→ **Task**
Write out exactly the lines running from the line that includes "Give me the" to the end of the data, both ends included, and nothing besides.

→ **Task inputs**
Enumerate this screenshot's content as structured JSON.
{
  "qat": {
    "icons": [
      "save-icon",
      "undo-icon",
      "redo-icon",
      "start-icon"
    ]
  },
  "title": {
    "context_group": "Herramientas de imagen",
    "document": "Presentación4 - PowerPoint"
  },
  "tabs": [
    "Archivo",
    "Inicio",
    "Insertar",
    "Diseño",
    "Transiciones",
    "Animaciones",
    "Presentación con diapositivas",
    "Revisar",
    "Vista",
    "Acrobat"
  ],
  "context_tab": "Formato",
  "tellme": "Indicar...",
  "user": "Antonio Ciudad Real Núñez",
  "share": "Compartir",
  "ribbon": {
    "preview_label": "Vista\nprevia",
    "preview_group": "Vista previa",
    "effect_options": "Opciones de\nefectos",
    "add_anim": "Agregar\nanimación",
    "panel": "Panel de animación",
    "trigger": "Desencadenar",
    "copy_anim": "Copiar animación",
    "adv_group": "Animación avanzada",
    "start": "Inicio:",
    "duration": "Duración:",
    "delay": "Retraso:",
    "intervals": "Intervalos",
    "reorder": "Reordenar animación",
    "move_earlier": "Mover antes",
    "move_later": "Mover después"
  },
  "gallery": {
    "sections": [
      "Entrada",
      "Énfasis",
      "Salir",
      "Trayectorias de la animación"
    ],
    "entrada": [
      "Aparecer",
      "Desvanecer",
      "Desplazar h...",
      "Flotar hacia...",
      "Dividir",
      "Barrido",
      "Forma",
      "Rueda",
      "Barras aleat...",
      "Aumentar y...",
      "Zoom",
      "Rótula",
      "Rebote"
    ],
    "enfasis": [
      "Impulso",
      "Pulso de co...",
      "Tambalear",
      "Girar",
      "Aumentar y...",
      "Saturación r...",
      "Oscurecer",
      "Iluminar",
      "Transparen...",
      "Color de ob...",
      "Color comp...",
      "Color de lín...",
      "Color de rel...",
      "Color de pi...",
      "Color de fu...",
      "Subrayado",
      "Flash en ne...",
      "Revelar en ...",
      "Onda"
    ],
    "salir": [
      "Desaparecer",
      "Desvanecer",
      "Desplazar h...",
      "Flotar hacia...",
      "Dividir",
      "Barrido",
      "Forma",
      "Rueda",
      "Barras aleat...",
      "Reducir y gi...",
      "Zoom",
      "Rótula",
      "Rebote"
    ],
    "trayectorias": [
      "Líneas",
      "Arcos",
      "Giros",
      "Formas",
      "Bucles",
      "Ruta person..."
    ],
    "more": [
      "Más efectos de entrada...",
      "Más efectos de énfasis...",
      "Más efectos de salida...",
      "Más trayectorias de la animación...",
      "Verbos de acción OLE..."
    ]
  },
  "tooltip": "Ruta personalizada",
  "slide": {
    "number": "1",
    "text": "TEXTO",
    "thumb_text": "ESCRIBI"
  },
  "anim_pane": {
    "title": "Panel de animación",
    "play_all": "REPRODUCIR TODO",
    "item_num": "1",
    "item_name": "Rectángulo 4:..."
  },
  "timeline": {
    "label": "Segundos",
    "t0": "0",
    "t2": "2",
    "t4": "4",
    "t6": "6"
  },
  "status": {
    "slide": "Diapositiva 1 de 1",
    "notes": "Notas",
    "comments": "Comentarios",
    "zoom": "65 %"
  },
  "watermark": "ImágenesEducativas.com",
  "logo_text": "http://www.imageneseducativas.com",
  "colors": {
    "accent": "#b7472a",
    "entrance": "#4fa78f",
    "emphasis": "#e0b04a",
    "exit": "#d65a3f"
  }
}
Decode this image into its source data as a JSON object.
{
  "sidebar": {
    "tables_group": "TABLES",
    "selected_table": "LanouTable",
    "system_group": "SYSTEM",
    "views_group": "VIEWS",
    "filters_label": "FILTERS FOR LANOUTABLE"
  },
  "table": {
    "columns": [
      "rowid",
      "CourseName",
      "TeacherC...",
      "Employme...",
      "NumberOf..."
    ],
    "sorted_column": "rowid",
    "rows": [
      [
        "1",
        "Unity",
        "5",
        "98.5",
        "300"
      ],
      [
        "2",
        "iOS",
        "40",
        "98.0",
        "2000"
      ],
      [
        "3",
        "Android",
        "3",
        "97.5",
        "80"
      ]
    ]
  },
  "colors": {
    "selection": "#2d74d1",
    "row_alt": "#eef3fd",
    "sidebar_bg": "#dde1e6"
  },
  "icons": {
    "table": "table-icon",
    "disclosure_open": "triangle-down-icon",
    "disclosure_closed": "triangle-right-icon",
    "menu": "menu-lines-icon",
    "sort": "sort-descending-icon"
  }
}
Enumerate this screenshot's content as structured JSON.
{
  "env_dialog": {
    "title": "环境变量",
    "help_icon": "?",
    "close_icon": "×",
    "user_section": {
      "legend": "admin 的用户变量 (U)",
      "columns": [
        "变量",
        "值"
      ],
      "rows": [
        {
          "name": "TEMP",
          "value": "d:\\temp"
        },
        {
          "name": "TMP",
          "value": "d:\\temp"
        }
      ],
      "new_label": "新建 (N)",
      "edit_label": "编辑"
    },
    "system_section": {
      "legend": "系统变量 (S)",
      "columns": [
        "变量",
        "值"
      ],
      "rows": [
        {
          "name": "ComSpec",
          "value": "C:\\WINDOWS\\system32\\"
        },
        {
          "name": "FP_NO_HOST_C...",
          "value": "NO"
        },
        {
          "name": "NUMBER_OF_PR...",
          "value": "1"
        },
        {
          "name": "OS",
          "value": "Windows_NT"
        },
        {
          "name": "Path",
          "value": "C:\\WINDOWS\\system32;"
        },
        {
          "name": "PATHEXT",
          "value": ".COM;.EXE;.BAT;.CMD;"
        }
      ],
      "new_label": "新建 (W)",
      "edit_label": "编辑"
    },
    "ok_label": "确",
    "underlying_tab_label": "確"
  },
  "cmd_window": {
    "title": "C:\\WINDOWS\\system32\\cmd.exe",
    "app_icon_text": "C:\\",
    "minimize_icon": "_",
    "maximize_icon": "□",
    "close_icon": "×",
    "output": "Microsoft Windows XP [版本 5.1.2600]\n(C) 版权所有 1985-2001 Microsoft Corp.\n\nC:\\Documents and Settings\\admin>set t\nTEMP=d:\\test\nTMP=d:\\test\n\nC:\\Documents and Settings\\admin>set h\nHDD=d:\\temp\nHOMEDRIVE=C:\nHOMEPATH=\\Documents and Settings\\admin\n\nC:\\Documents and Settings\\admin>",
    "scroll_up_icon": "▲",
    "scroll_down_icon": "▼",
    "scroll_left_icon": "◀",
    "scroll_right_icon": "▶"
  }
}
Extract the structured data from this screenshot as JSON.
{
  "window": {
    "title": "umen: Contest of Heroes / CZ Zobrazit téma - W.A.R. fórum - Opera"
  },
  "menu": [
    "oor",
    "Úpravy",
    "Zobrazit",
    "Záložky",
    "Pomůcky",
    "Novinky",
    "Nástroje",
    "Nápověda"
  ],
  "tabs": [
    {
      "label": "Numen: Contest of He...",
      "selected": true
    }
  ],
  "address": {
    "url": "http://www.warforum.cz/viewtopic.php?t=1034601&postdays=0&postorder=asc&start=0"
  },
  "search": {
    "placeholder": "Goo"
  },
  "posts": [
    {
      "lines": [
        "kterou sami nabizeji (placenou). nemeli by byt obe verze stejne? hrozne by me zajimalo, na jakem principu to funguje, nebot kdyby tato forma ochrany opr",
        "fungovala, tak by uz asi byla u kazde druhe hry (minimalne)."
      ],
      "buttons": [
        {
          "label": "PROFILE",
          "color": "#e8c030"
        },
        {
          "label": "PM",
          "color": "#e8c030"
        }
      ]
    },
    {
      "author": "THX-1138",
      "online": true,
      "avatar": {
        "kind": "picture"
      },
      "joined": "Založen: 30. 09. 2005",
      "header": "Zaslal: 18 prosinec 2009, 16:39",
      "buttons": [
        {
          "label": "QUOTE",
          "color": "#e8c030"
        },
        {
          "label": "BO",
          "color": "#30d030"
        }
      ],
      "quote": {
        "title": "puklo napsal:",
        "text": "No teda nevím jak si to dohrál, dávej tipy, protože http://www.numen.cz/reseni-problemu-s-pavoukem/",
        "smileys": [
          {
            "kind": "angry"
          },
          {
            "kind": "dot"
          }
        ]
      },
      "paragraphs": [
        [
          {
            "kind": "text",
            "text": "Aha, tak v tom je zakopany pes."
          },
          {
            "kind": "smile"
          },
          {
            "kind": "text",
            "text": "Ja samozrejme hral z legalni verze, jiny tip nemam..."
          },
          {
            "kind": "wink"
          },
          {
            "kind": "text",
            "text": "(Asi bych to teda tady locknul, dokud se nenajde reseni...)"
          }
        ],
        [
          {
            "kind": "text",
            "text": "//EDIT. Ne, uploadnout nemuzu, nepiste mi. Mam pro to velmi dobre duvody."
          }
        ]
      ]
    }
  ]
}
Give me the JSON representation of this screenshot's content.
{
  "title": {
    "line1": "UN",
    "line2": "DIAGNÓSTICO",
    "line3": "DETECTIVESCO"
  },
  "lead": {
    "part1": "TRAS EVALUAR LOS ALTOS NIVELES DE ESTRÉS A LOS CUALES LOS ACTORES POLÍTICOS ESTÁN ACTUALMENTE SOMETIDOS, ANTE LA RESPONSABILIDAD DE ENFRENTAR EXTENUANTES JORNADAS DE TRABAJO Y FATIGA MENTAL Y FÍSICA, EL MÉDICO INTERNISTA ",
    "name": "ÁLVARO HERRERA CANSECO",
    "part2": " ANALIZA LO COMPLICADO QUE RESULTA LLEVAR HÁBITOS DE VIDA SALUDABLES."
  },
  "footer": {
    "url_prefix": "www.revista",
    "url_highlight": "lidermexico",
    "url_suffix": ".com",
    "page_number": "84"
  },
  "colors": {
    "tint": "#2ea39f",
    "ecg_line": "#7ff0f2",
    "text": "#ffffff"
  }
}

→ **Response**
Give me the JSON representation of this screenshot's content.
{
  "title": {
    "line1": "UN",
    "line2": "DIAGNÓSTICO",
    "line3": "DETECTIVESCO"
  },
  "lead": {
    "part1": "TRAS EVALUAR LOS ALTOS NIVELES DE ESTRÉS A LOS CUALES LOS ACTORES POLÍTICOS ESTÁN ACTUALMENTE SOMETIDOS, ANTE LA RESPONSABILIDAD DE ENFRENTAR EXTENUANTES JORNADAS DE TRABAJO Y FATIGA MENTAL Y FÍSICA, EL MÉDICO INTERNISTA ",
    "name": "ÁLVARO HERRERA CANSECO",
    "part2": " ANALIZA LO COMPLICADO QUE RESULTA LLEVAR HÁBITOS DE VIDA SALUDABLES."
  },
  "footer": {
    "url_prefix": "www.revista",
    "url_highlight": "lidermexico",
    "url_suffix": ".com",
    "page_number": "84"
  },
  "colors": {
    "tint": "#2ea39f",
    "ecg_line": "#7ff0f2",
    "text": "#ffffff"
  }
}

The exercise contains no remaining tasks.